══ Supplied data

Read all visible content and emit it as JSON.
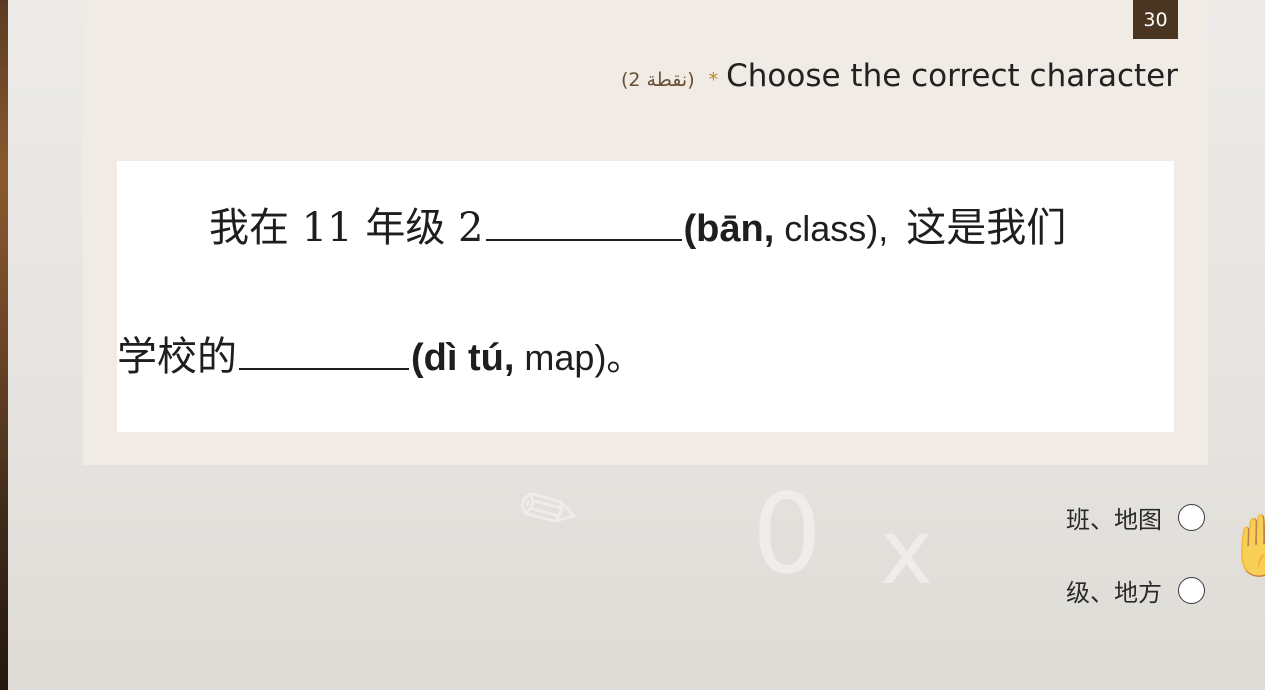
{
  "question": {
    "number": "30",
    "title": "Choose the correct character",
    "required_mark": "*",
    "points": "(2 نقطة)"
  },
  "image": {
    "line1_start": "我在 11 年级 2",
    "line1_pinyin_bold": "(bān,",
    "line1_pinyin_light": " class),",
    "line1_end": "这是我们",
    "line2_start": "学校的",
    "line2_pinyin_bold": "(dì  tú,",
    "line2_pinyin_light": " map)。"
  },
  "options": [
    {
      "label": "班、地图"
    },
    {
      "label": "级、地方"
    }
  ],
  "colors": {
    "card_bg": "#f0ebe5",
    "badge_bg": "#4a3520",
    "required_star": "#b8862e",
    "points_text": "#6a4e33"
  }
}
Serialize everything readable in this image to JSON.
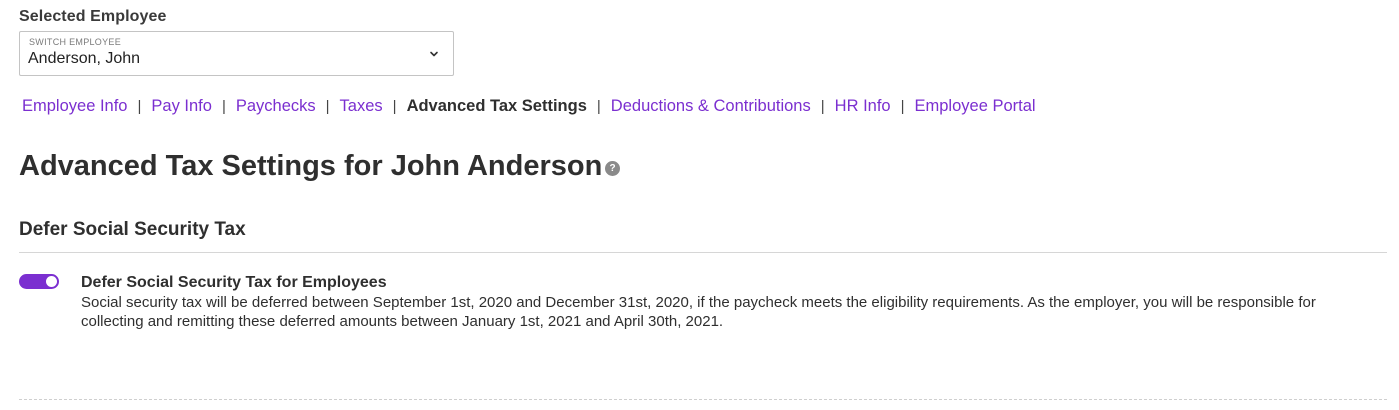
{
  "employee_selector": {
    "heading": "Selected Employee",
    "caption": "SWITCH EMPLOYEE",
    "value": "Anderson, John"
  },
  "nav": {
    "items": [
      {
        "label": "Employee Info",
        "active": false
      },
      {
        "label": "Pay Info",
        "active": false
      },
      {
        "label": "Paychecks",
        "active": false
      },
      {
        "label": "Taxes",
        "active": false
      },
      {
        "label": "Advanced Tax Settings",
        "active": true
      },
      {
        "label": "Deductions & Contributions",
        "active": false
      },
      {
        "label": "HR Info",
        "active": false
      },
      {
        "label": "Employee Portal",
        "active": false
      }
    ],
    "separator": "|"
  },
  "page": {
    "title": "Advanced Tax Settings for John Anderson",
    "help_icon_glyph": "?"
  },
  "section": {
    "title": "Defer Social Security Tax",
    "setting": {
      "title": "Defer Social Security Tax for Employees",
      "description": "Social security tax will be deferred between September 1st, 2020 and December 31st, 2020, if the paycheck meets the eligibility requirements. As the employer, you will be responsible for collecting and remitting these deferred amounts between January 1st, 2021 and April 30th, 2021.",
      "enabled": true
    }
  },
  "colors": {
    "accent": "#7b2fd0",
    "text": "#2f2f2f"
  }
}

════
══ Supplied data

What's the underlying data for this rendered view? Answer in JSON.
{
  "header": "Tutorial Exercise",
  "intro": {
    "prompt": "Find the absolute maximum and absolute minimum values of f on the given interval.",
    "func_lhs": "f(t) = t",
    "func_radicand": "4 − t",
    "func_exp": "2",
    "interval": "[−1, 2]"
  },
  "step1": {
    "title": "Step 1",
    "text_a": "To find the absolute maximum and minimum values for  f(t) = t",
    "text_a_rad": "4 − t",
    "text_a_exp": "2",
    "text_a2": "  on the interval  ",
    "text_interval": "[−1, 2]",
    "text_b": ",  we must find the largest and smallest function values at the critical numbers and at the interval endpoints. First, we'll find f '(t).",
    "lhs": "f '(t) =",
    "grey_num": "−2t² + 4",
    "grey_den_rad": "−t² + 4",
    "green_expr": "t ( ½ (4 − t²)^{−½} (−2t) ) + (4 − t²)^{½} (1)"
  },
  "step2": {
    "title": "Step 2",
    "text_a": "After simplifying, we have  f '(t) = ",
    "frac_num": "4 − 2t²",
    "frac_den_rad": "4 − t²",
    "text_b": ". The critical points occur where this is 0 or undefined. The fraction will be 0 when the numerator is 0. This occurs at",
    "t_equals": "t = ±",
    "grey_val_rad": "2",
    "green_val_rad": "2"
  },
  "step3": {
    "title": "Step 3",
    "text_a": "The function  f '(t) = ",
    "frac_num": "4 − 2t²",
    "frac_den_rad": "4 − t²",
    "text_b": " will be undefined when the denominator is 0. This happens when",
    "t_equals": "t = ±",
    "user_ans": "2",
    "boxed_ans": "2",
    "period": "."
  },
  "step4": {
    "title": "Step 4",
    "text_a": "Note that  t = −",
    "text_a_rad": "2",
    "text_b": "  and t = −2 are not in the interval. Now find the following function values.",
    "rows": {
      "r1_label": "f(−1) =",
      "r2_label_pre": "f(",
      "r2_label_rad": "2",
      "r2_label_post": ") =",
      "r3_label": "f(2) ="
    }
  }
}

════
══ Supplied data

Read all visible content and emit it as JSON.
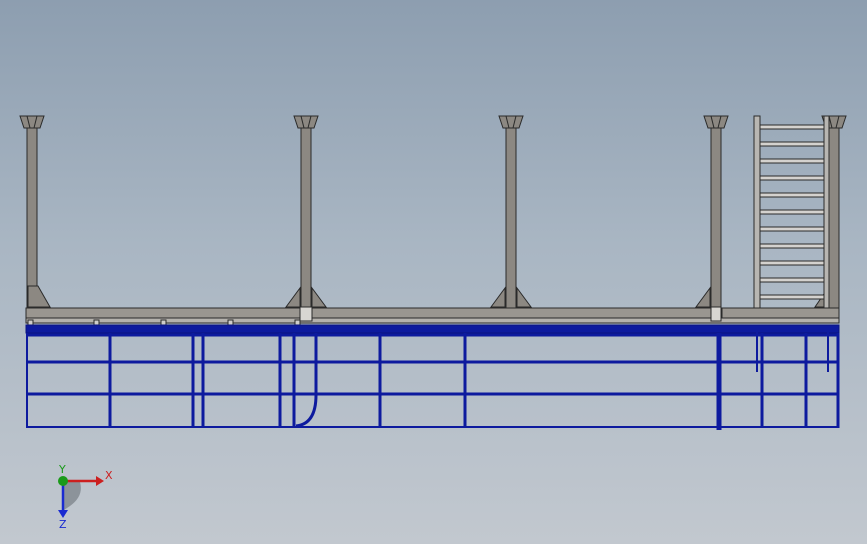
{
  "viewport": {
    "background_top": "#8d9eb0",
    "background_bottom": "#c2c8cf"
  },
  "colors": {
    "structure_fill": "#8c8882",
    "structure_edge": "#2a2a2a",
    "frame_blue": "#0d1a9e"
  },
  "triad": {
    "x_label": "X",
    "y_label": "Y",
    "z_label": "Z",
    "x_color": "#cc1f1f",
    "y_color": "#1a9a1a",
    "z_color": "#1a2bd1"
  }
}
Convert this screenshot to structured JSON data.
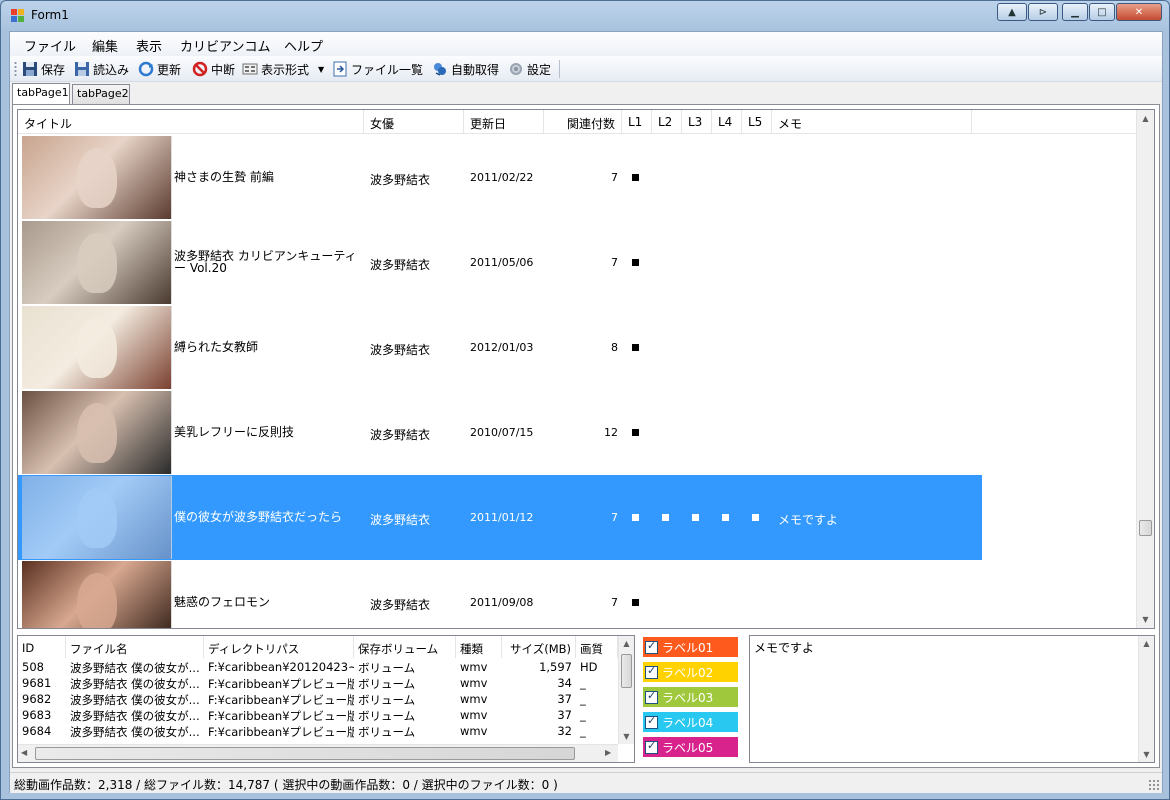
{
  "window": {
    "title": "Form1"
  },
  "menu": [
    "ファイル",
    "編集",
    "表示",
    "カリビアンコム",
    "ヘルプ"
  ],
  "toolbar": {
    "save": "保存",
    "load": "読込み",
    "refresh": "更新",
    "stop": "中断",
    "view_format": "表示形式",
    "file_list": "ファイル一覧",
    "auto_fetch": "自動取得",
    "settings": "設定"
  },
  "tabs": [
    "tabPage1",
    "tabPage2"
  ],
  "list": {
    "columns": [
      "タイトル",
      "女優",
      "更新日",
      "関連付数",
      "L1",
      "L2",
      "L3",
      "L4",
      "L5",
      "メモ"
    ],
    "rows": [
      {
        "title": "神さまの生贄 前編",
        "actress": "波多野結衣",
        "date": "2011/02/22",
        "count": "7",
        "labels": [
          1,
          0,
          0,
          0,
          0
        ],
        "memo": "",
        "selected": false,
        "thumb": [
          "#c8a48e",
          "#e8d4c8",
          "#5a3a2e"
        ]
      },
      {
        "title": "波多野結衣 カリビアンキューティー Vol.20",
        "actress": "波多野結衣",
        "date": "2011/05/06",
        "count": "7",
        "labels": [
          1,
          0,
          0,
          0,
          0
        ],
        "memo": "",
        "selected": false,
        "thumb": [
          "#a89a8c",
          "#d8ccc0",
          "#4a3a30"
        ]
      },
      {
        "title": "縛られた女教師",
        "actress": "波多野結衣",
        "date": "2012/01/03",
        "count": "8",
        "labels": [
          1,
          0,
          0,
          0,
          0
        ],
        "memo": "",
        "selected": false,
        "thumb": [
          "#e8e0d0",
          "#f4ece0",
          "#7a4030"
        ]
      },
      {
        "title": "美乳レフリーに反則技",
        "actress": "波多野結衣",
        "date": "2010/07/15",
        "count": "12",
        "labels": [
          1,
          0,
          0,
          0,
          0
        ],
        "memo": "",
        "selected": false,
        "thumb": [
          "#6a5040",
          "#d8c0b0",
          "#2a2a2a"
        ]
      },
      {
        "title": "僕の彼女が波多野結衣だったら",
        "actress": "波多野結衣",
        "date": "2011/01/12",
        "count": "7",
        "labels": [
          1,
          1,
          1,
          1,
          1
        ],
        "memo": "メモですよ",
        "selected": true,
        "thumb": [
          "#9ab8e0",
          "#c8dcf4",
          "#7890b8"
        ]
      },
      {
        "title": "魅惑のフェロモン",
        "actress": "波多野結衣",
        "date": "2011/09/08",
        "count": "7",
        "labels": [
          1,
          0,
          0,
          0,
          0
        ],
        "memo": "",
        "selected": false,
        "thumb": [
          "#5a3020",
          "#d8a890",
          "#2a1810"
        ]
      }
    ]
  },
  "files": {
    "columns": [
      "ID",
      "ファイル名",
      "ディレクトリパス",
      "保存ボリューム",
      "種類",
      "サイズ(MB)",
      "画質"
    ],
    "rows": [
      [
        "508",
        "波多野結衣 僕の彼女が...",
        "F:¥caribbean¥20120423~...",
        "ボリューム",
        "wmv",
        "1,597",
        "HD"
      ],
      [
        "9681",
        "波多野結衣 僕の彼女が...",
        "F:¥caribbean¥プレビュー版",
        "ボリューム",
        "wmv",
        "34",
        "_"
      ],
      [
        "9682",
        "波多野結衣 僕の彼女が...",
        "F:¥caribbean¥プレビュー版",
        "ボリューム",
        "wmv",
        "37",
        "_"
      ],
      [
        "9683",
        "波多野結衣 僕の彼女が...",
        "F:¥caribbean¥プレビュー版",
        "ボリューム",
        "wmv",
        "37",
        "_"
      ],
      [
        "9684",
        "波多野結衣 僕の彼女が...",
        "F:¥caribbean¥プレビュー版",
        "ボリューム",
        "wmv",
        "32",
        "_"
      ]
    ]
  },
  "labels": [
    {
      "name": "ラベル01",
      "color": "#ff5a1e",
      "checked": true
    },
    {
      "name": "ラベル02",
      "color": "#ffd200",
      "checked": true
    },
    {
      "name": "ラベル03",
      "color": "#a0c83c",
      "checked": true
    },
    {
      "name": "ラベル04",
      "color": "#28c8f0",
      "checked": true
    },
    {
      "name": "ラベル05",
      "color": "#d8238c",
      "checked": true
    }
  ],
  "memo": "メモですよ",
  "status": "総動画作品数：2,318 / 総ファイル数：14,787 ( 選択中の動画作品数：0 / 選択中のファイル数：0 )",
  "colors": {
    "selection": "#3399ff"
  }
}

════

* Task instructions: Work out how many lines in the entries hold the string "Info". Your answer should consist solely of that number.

* Result of this task: 3